Updated: Jun 7, 2020
10 truths I’ve learned these past 5 years and what I would do differently if I had the chance.
1. It’s okay to grieve. Cancer changes everything- physically, mentally, emotionally and relationally. From the diagnosis to the 7 surgeries, 16 rounds of chemo, 33 rounds of radiation, years of hormone therapy to the loss of friendships, marriage, fertility, and the life I had pre cancer. It’s okay to grieve the loss of a different life and abandoned life plans. It’s okay to grieve the loss of physical traits such as hair, boobs, eyebrows, eyelashes, and a strong physique. It’s okay to grieve the loss of friendships that you thought were rock solid. It’s okay to grieve the loss of your first love (or what you thought was love). It’s okay to be sad. You don’t have to be strong ALL. OF. THE. TIME. Be a human being and MAKE THE TIME to grieve.
2. Don’t use alcohol, other substances or lifestyle habits (i.e. excessively working out) as a means to cope with trauma after cancer treatment. I’ll elaborate on that on another post. That’s a lot to unpack lol
3. Don’t compare your journey with others. Your path through cancer treatment is as unique as the genetic makeup of the cancer that has infiltrated your body. It was awesome to have so much love and support from friends and family during such a difficult season of my life. I’ve always been open and honest about my journey and struggles, but for those who are more private may feel as if their journey isn’t as significant or as supported. It’s okay to be private about your journey. You don’t need a parade or a party at every chemo to have your feelings validated and that know that you are loved.
4. Get your eyebrows microbladed and eyeliner tattooed prior to chemo. Just trust me on this.
5. Find a therapy that works well for you to work through trauma. Cancer is traumatic. Let’s stop pretending it’s not. I have found that a combination of clinical therapy, as well as non traditional therapy works best for me (i.e. Reiki and other modalities).
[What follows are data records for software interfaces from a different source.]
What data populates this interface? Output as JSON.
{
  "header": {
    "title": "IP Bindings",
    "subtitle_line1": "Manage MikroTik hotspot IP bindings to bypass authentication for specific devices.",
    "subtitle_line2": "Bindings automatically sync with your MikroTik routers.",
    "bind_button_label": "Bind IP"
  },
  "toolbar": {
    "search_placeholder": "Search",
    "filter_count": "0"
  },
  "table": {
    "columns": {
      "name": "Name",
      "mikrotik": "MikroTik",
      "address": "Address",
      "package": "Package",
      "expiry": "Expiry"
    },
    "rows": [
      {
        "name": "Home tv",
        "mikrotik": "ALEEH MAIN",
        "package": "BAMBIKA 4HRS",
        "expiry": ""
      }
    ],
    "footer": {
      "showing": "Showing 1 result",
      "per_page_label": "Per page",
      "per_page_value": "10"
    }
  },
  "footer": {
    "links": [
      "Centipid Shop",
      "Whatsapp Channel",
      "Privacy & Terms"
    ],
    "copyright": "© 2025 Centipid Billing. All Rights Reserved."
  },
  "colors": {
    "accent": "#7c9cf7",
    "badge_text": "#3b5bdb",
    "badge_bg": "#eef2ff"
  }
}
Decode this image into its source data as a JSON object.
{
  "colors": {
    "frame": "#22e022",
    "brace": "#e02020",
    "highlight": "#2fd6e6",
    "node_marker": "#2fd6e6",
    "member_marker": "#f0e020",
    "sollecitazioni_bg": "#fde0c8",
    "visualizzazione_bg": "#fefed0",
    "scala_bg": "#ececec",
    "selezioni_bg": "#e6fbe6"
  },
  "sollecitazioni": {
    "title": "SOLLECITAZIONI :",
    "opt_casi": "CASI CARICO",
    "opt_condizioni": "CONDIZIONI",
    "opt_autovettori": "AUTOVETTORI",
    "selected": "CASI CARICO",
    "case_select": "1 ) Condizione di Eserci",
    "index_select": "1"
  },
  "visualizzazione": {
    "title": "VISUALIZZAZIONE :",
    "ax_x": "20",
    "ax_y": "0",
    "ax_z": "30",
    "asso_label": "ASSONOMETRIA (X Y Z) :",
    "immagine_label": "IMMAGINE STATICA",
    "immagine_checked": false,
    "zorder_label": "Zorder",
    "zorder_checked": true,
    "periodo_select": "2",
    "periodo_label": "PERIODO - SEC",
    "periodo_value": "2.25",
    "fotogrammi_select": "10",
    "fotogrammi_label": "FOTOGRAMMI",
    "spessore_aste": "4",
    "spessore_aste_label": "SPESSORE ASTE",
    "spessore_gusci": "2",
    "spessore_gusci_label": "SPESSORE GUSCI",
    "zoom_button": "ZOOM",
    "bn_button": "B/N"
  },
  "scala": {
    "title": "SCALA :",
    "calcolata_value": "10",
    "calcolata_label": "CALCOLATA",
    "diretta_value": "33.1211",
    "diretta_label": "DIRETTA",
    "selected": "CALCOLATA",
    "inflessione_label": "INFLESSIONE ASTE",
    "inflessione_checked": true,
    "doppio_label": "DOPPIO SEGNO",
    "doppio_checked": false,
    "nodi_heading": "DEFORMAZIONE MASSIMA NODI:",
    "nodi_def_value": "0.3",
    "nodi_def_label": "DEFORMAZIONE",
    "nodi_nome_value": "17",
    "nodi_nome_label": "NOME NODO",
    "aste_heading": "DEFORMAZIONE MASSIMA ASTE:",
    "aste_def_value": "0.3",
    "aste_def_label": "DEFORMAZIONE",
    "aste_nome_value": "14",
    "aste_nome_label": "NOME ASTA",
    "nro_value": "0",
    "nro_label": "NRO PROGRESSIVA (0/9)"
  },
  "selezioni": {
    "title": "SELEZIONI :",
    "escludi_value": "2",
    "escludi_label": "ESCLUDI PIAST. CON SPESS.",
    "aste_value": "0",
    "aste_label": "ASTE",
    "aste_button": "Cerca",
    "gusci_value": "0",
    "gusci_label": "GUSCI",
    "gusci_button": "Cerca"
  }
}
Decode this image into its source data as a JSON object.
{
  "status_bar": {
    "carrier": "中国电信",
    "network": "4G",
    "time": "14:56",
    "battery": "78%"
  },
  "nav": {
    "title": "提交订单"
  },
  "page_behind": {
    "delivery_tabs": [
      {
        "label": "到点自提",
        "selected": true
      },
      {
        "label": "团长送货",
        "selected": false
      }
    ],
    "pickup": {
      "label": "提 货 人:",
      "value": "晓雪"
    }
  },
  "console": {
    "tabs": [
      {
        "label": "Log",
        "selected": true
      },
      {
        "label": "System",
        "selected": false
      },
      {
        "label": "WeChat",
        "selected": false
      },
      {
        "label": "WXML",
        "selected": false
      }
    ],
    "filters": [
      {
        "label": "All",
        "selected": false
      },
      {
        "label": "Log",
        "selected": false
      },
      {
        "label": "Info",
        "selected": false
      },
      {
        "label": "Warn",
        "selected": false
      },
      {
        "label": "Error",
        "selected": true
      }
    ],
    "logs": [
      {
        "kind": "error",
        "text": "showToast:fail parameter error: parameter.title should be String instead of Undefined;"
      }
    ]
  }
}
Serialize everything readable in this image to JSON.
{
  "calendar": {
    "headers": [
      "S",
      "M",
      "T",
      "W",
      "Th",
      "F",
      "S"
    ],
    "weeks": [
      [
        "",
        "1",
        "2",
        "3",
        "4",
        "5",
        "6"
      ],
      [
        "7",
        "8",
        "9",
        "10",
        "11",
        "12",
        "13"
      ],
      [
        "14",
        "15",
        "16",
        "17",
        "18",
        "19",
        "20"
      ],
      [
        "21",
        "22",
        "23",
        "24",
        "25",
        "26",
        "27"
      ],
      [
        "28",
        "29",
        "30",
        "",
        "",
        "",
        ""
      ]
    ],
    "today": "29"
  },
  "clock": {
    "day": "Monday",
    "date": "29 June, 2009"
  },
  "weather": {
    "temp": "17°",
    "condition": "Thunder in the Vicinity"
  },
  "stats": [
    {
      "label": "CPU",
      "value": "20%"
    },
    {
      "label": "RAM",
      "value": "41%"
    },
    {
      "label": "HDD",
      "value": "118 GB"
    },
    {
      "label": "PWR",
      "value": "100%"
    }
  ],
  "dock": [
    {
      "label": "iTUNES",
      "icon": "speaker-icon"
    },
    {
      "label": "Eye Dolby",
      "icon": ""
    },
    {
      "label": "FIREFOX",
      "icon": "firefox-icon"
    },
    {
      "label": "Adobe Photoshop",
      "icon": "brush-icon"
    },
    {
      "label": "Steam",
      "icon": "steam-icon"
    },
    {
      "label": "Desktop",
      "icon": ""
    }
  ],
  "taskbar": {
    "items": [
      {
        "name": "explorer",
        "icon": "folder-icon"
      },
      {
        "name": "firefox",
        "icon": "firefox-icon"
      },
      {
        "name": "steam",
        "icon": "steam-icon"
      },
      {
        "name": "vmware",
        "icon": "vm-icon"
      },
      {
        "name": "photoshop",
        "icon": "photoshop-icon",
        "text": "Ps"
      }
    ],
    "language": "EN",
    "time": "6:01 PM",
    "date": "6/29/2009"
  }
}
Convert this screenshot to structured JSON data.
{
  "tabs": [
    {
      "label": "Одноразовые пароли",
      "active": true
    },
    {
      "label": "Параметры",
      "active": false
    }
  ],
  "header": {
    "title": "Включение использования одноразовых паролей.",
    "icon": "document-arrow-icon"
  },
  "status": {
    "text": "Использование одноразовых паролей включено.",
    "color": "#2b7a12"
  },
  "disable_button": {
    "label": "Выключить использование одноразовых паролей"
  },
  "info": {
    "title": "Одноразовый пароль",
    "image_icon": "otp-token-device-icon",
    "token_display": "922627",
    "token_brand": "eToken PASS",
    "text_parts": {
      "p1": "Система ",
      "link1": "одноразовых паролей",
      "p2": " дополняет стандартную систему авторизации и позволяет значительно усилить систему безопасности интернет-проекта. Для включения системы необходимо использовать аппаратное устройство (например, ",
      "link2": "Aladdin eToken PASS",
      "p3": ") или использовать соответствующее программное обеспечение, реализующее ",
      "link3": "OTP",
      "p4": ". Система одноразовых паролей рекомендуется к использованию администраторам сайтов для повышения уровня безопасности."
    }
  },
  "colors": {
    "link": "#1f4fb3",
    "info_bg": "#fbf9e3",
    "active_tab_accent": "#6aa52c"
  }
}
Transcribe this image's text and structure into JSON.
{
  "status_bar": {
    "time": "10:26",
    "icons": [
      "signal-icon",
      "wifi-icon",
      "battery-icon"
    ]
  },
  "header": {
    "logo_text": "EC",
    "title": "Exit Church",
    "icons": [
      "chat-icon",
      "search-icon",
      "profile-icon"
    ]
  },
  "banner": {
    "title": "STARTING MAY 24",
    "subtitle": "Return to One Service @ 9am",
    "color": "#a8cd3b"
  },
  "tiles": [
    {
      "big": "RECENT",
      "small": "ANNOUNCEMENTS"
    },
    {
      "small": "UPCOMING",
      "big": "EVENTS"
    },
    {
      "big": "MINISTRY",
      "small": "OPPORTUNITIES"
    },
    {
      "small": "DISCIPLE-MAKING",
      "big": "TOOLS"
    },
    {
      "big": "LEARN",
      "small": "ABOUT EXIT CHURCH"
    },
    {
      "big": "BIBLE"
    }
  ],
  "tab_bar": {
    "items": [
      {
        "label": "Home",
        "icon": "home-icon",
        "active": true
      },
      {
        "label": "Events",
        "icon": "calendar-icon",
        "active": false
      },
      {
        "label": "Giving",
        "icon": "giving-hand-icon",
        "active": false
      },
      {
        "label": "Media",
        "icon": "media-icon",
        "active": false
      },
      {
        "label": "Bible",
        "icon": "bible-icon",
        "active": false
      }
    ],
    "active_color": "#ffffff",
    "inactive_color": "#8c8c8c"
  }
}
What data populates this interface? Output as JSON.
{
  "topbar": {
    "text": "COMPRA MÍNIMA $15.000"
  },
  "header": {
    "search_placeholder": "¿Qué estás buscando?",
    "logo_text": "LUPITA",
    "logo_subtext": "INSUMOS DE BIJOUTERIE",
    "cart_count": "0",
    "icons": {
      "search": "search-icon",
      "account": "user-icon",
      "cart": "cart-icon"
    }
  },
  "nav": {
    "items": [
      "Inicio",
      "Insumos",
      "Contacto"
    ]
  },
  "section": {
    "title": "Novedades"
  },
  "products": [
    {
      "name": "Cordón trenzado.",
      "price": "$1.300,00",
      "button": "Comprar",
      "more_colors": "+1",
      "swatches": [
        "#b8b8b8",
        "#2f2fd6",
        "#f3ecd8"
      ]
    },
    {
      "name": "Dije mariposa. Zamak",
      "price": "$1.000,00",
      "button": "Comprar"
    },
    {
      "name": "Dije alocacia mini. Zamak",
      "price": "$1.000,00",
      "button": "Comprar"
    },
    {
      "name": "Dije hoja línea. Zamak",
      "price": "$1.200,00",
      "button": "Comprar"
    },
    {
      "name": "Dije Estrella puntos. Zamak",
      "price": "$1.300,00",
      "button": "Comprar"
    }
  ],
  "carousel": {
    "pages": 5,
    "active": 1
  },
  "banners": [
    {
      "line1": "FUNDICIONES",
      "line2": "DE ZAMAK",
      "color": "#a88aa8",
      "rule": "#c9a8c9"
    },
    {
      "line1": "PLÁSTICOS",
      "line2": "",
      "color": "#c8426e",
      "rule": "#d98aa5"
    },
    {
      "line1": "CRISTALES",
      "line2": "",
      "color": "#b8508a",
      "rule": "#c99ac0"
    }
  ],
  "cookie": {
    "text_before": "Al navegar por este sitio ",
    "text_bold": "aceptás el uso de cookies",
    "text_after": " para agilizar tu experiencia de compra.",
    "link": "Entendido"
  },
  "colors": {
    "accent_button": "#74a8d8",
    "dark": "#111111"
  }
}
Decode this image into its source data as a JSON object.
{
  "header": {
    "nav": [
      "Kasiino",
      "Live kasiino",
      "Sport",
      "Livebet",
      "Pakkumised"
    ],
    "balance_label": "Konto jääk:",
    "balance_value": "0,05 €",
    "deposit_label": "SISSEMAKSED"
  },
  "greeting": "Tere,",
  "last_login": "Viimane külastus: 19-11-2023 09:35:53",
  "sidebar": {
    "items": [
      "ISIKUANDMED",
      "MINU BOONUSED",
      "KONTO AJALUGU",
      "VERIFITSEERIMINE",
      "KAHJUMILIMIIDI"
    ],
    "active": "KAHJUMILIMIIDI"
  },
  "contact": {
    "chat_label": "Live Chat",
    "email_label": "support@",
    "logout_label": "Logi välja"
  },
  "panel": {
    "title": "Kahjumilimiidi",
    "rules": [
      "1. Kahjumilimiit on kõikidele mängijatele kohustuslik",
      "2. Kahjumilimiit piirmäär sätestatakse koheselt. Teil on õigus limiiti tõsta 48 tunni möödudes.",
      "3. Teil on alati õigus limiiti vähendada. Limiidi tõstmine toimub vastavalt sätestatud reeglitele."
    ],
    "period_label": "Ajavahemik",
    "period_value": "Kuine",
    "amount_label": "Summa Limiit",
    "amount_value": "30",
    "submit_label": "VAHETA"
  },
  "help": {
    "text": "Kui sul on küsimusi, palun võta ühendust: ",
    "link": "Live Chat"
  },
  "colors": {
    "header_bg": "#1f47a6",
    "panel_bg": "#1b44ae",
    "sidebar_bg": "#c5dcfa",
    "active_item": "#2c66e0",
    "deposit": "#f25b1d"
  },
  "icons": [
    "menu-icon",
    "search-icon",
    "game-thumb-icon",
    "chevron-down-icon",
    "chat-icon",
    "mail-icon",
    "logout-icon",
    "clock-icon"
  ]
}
6. You have to be your own advocate. No one is else is going to fight this battle for you, and it’s easy just to become just another cancer patient in a large healthcare system.
7. Give yourself time to be sick. I didn’t have the luxury of having FMLA so I worked throughout all my my treatment. And on my off days I worried too much about not being a good wife or a good mom, that I ran myself ragged. My husband left anyway, and my daughter loves me unconditionally. I regret not taking more time for myself during treatment.
8. Don’t play in to the victimhood of a cancer diagnosis.
Your diagnosis does not define you. You are more than a test result.
9. Girl, take your meds. If your doctor prescribes you medication to help with mental health issues such as anxiety/depression during or post treatment- take them. You’re not a hero or strong for trying to do it all on your own. You’re actually hurting yourself (or others) by letting your ego convince you you’re above needing help.
10. You are enough. Don’t give up.